Records from a collection:
=== Section Start ===

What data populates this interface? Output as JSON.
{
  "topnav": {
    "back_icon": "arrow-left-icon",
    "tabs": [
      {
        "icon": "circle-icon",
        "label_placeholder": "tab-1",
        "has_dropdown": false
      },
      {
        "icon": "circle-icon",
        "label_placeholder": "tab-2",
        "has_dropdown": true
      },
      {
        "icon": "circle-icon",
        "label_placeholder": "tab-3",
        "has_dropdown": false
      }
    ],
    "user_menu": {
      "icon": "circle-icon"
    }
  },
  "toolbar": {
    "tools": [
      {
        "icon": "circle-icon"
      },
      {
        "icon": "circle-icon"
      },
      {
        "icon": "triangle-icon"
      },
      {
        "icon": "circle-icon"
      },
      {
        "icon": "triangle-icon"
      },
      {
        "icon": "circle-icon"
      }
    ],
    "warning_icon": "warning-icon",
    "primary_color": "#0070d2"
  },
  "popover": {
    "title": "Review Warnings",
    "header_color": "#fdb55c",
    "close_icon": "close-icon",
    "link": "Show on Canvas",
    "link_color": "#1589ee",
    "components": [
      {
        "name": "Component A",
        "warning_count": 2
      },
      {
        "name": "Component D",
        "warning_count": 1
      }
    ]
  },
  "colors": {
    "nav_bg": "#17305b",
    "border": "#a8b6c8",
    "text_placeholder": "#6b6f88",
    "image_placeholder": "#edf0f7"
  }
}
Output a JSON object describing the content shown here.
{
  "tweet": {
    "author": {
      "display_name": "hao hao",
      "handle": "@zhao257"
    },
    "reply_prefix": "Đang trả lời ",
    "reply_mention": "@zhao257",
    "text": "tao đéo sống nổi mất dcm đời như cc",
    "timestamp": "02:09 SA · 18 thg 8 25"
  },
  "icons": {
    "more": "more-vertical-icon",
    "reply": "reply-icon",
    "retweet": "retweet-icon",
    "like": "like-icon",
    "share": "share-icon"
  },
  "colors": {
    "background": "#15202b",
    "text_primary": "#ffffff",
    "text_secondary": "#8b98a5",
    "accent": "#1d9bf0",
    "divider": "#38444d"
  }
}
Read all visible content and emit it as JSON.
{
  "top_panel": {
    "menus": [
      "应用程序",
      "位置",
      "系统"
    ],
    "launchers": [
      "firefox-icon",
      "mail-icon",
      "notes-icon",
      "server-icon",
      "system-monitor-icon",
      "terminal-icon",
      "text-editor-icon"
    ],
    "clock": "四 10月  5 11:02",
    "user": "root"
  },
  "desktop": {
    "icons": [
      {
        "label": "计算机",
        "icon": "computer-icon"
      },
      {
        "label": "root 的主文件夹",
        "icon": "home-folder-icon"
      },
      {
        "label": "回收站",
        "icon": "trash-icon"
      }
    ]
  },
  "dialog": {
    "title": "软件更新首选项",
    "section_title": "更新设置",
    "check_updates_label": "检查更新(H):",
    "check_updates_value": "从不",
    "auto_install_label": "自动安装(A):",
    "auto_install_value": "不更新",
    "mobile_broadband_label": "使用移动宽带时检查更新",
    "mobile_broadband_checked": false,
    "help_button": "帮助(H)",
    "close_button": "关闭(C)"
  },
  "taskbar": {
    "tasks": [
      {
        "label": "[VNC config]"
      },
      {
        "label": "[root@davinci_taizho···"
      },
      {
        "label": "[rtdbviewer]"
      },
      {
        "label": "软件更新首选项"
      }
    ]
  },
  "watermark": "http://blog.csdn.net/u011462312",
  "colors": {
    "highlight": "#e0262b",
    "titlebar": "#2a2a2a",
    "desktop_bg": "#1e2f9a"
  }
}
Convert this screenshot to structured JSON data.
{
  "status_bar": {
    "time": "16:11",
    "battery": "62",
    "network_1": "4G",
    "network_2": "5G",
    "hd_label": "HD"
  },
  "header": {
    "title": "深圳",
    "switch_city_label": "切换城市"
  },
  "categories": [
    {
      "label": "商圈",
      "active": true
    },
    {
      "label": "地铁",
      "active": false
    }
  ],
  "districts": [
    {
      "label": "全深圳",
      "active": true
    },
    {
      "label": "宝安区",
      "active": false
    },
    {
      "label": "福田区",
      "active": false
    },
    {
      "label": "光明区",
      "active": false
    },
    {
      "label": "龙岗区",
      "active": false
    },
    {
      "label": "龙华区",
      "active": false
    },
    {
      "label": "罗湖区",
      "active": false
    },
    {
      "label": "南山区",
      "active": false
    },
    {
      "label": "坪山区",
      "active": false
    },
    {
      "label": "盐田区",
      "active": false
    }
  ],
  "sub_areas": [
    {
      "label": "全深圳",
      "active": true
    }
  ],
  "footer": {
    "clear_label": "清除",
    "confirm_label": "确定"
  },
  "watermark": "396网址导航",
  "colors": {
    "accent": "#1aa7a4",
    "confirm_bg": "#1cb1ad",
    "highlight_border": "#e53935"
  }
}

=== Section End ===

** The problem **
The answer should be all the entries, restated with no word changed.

** Final answer **
What data populates this interface? Output as JSON.
{
  "topnav": {
    "back_icon": "arrow-left-icon",
    "tabs": [
      {
        "icon": "circle-icon",
        "label_placeholder": "tab-1",
        "has_dropdown": false
      },
      {
        "icon": "circle-icon",
        "label_placeholder": "tab-2",
        "has_dropdown": true
      },
      {
        "icon": "circle-icon",
        "label_placeholder": "tab-3",
        "has_dropdown": false
      }
    ],
    "user_menu": {
      "icon": "circle-icon"
    }
  },
  "toolbar": {
    "tools": [
      {
        "icon": "circle-icon"
      },
      {
        "icon": "circle-icon"
      },
      {
        "icon": "triangle-icon"
      },
      {
        "icon": "circle-icon"
      },
      {
        "icon": "triangle-icon"
      },
      {
        "icon": "circle-icon"
      }
    ],
    "warning_icon": "warning-icon",
    "primary_color": "#0070d2"
  },
  "popover": {
    "title": "Review Warnings",
    "header_color": "#fdb55c",
    "close_icon": "close-icon",
    "link": "Show on Canvas",
    "link_color": "#1589ee",
    "components": [
      {
        "name": "Component A",
        "warning_count": 2
      },
      {
        "name": "Component D",
        "warning_count": 1
      }
    ]
  },
  "colors": {
    "nav_bg": "#17305b",
    "border": "#a8b6c8",
    "text_placeholder": "#6b6f88",
    "image_placeholder": "#edf0f7"
  }
}
Output a JSON object describing the content shown here.
{
  "tweet": {
    "author": {
      "display_name": "hao hao",
      "handle": "@zhao257"
    },
    "reply_prefix": "Đang trả lời ",
    "reply_mention": "@zhao257",
    "text": "tao đéo sống nổi mất dcm đời như cc",
    "timestamp": "02:09 SA · 18 thg 8 25"
  },
  "icons": {
    "more": "more-vertical-icon",
    "reply": "reply-icon",
    "retweet": "retweet-icon",
    "like": "like-icon",
    "share": "share-icon"
  },
  "colors": {
    "background": "#15202b",
    "text_primary": "#ffffff",
    "text_secondary": "#8b98a5",
    "accent": "#1d9bf0",
    "divider": "#38444d"
  }
}
Read all visible content and emit it as JSON.
{
  "top_panel": {
    "menus": [
      "应用程序",
      "位置",
      "系统"
    ],
    "launchers": [
      "firefox-icon",
      "mail-icon",
      "notes-icon",
      "server-icon",
      "system-monitor-icon",
      "terminal-icon",
      "text-editor-icon"
    ],
    "clock": "四 10月  5 11:02",
    "user": "root"
  },
  "desktop": {
    "icons": [
      {
        "label": "计算机",
        "icon": "computer-icon"
      },
      {
        "label": "root 的主文件夹",
        "icon": "home-folder-icon"
      },
      {
        "label": "回收站",
        "icon": "trash-icon"
      }
    ]
  },
  "dialog": {
    "title": "软件更新首选项",
    "section_title": "更新设置",
    "check_updates_label": "检查更新(H):",
    "check_updates_value": "从不",
    "auto_install_label": "自动安装(A):",
    "auto_install_value": "不更新",
    "mobile_broadband_label": "使用移动宽带时检查更新",
    "mobile_broadband_checked": false,
    "help_button": "帮助(H)",
    "close_button": "关闭(C)"
  },
  "taskbar": {
    "tasks": [
      {
        "label": "[VNC config]"
      },
      {
        "label": "[root@davinci_taizho···"
      },
      {
        "label": "[rtdbviewer]"
      },
      {
        "label": "软件更新首选项"
      }
    ]
  },
  "watermark": "http://blog.csdn.net/u011462312",
  "colors": {
    "highlight": "#e0262b",
    "titlebar": "#2a2a2a",
    "desktop_bg": "#1e2f9a"
  }
}
Convert this screenshot to structured JSON data.
{
  "status_bar": {
    "time": "16:11",
    "battery": "62",
    "network_1": "4G",
    "network_2": "5G",
    "hd_label": "HD"
  },
  "header": {
    "title": "深圳",
    "switch_city_label": "切换城市"
  },
  "categories": [
    {
      "label": "商圈",
      "active": true
    },
    {
      "label": "地铁",
      "active": false
    }
  ],
  "districts": [
    {
      "label": "全深圳",
      "active": true
    },
    {
      "label": "宝安区",
      "active": false
    },
    {
      "label": "福田区",
      "active": false
    },
    {
      "label": "光明区",
      "active": false
    },
    {
      "label": "龙岗区",
      "active": false
    },
    {
      "label": "龙华区",
      "active": false
    },
    {
      "label": "罗湖区",
      "active": false
    },
    {
      "label": "南山区",
      "active": false
    },
    {
      "label": "坪山区",
      "active": false
    },
    {
      "label": "盐田区",
      "active": false
    }
  ],
  "sub_areas": [
    {
      "label": "全深圳",
      "active": true
    }
  ],
  "footer": {
    "clear_label": "清除",
    "confirm_label": "确定"
  },
  "watermark": "396网址导航",
  "colors": {
    "accent": "#1aa7a4",
    "confirm_bg": "#1cb1ad",
    "highlight_border": "#e53935"
  }
}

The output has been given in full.